### To do
Search the records for the word "header" and pick out every line that has it.

### The input
_ _ _ _

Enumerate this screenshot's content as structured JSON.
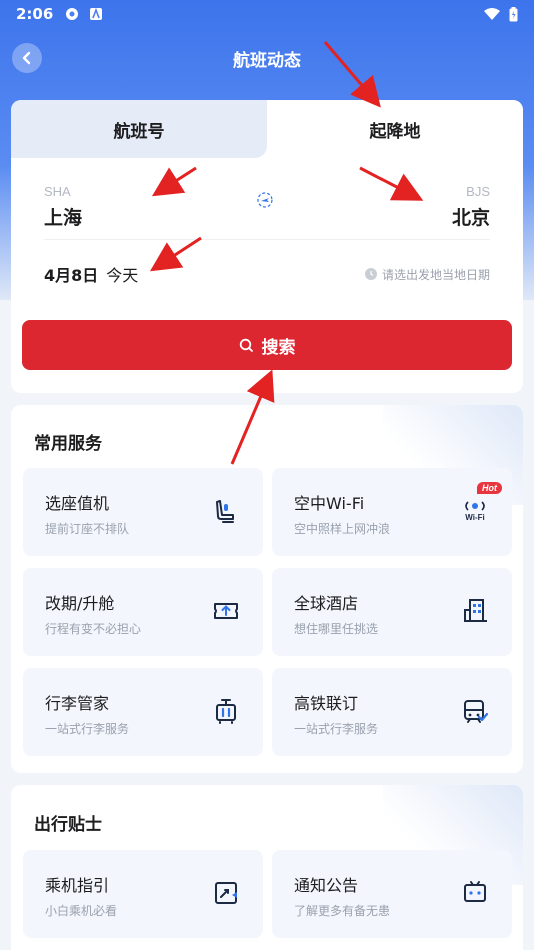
{
  "status_bar": {
    "time": "2:06"
  },
  "header": {
    "title": "航班动态"
  },
  "tabs": [
    {
      "label": "航班号",
      "active": false
    },
    {
      "label": "起降地",
      "active": true
    }
  ],
  "route": {
    "from": {
      "code": "SHA",
      "name": "上海"
    },
    "to": {
      "code": "BJS",
      "name": "北京"
    }
  },
  "date": {
    "main": "4月8日",
    "day": "今天",
    "hint": "请选出发地当地日期"
  },
  "search_button": {
    "label": "搜索"
  },
  "common_services": {
    "title": "常用服务",
    "items": [
      {
        "title": "选座值机",
        "subtitle": "提前订座不排队",
        "icon": "seat-icon"
      },
      {
        "title": "空中Wi-Fi",
        "subtitle": "空中照样上网冲浪",
        "icon": "wifi-icon",
        "badge": "Hot",
        "icon_text": "Wi-Fi"
      },
      {
        "title": "改期/升舱",
        "subtitle": "行程有变不必担心",
        "icon": "ticket-upgrade-icon"
      },
      {
        "title": "全球酒店",
        "subtitle": "想住哪里任挑选",
        "icon": "hotel-icon"
      },
      {
        "title": "行李管家",
        "subtitle": "一站式行李服务",
        "icon": "luggage-icon"
      },
      {
        "title": "高铁联订",
        "subtitle": "一站式行李服务",
        "icon": "train-icon"
      }
    ]
  },
  "travel_tips": {
    "title": "出行贴士",
    "items": [
      {
        "title": "乘机指引",
        "subtitle": "小白乘机必看",
        "icon": "guide-icon"
      },
      {
        "title": "通知公告",
        "subtitle": "了解更多有备无患",
        "icon": "notice-icon"
      }
    ]
  },
  "colors": {
    "primary_blue": "#3d74ec",
    "search_red": "#dc2630",
    "annotation_red": "#e32222"
  }
}
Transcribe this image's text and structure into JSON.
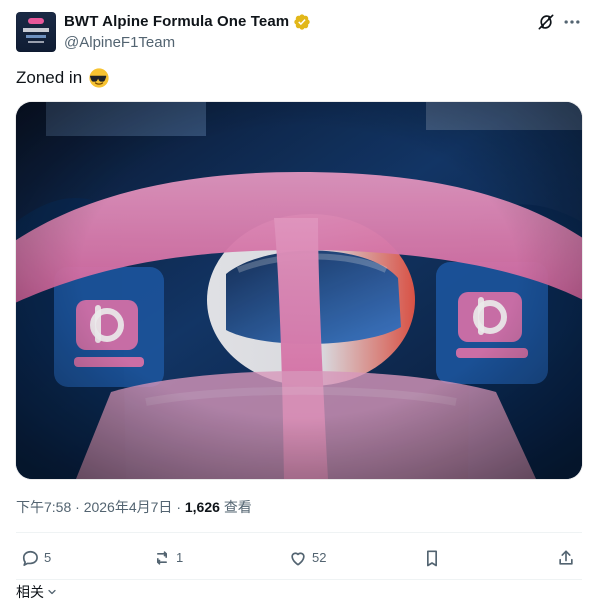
{
  "tweet": {
    "author": {
      "display_name": "BWT Alpine Formula One Team",
      "handle": "@AlpineF1Team",
      "verified_badge_color": "#e2b719",
      "avatar_icon": "alpine-logo-avatar"
    },
    "text": "Zoned in",
    "text_emoji": "smiling-face-with-sunglasses",
    "media": {
      "alt": "Driver in a pink Alpine F1 car cockpit framed by the halo, BWT logos on both sidepods",
      "logo_left": "BWT",
      "logo_right": "BWT",
      "colors": {
        "pink": "#e87ab4",
        "blue": "#1f5aa6",
        "dark": "#0b1730"
      }
    },
    "meta": {
      "time": "下午7:58",
      "separator": "·",
      "date": "2026年4月7日",
      "separator2": "·",
      "views_count": "1,626",
      "views_label": "查看"
    },
    "actions": {
      "replies": "5",
      "reposts": "1",
      "likes": "52"
    },
    "related_label": "相关"
  }
}
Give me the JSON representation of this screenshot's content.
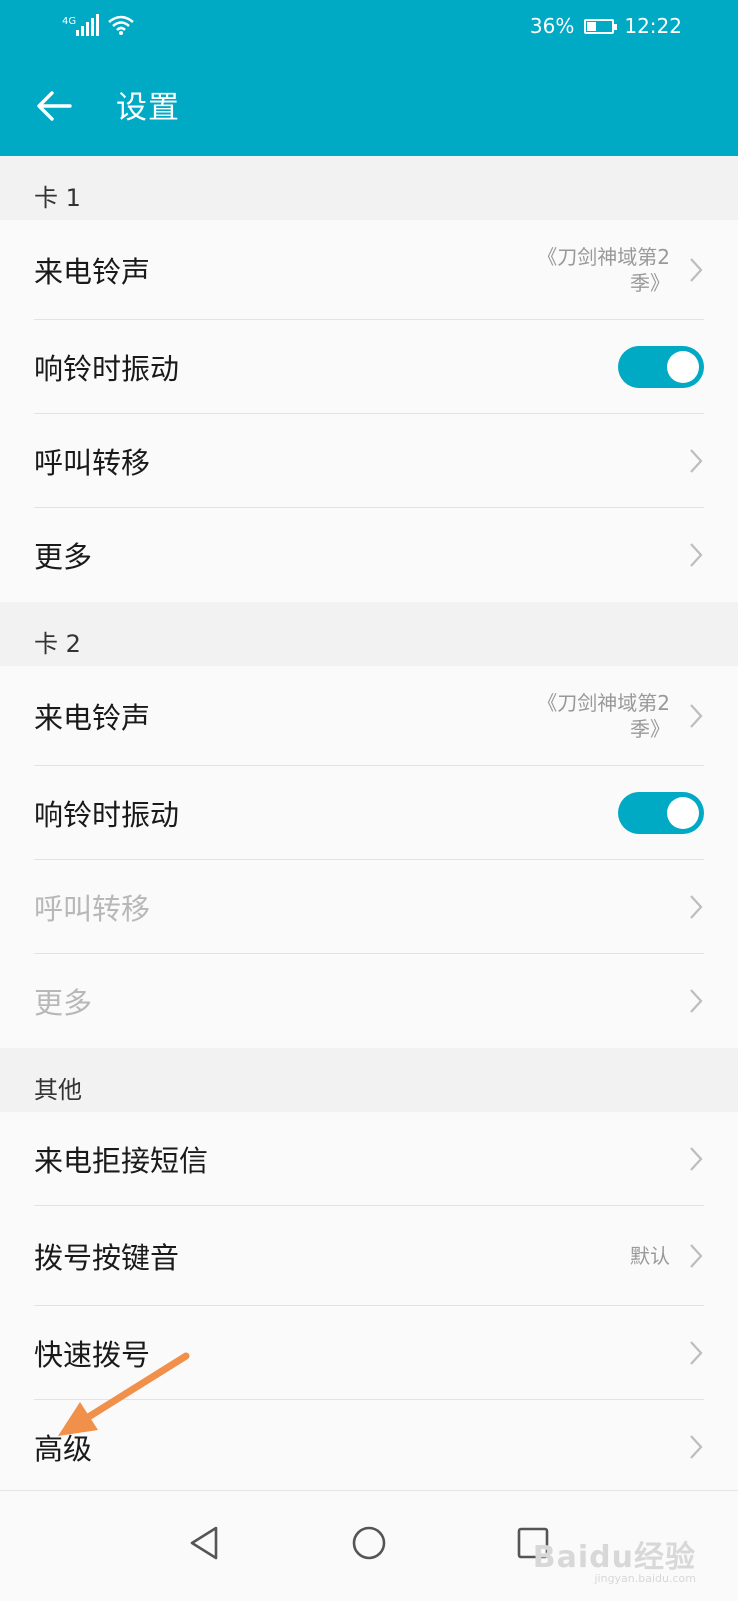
{
  "status_bar": {
    "network": "4G",
    "battery_text": "36%",
    "battery_level": 0.36,
    "time": "12:22"
  },
  "appbar": {
    "title": "设置"
  },
  "sections": {
    "card1": {
      "header": "卡 1",
      "ringtone": {
        "label": "来电铃声",
        "value_line1": "《刀剑神域第2",
        "value_line2": "季》"
      },
      "vibrate": {
        "label": "响铃时振动",
        "checked": true
      },
      "forward": {
        "label": "呼叫转移"
      },
      "more": {
        "label": "更多"
      }
    },
    "card2": {
      "header": "卡 2",
      "ringtone": {
        "label": "来电铃声",
        "value_line1": "《刀剑神域第2",
        "value_line2": "季》"
      },
      "vibrate": {
        "label": "响铃时振动",
        "checked": true
      },
      "forward": {
        "label": "呼叫转移",
        "disabled": true
      },
      "more": {
        "label": "更多",
        "disabled": true
      }
    },
    "other": {
      "header": "其他",
      "reject_sms": {
        "label": "来电拒接短信"
      },
      "dial_tone": {
        "label": "拨号按键音",
        "value": "默认"
      },
      "speed_dial": {
        "label": "快速拨号"
      },
      "advanced": {
        "label": "高级"
      }
    }
  },
  "watermark": {
    "brand": "Baidu经验",
    "url": "jingyan.baidu.com"
  },
  "colors": {
    "accent": "#00a9c4",
    "annotation_arrow": "#f0904a"
  },
  "icons": [
    "back-arrow-icon",
    "chevron-right-icon",
    "nav-back-icon",
    "nav-home-icon",
    "nav-recents-icon",
    "signal-icon",
    "wifi-icon",
    "battery-icon"
  ]
}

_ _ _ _

### Reply to the task
  "header": {
      "header": "卡 1",
      "header": "卡 2",
      "header": "其他",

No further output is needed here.